» **Work instructions**:
Report how many lines in the entries below have the word "want" in them, and give no other words.

(Saved entries)
++++++++++

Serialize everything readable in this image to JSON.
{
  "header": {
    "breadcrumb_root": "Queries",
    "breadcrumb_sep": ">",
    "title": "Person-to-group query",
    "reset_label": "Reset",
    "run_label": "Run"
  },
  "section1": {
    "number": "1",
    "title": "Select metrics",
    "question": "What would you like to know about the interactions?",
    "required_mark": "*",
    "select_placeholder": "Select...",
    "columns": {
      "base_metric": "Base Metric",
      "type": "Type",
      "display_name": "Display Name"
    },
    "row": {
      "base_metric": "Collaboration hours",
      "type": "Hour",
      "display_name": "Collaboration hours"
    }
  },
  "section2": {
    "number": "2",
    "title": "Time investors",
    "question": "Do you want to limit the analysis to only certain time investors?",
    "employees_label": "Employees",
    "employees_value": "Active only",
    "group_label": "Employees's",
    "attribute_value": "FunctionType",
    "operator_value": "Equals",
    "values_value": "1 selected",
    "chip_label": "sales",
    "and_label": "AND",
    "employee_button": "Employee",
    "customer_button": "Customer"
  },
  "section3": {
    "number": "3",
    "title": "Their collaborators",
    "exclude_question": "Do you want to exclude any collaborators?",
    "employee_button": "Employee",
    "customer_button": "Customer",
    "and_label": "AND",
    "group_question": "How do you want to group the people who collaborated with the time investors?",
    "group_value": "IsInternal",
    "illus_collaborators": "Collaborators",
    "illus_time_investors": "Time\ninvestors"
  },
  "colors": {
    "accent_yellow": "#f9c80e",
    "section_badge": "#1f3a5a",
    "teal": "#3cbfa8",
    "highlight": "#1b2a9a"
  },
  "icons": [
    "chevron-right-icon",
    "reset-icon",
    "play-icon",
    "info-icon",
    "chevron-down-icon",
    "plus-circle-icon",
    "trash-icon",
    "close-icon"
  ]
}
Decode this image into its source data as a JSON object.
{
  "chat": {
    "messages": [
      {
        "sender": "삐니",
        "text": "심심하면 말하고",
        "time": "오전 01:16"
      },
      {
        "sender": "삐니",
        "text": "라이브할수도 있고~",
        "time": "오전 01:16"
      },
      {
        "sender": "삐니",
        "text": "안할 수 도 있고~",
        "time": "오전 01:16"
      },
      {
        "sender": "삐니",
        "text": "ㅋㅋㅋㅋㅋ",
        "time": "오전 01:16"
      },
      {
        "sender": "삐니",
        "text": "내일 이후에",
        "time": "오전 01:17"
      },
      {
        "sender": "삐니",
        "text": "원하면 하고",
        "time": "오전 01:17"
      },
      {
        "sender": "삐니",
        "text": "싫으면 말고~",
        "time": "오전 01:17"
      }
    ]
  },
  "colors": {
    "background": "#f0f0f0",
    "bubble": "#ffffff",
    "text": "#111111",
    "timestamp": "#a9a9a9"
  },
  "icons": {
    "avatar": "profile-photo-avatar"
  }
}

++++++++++

» **Written answer**:
3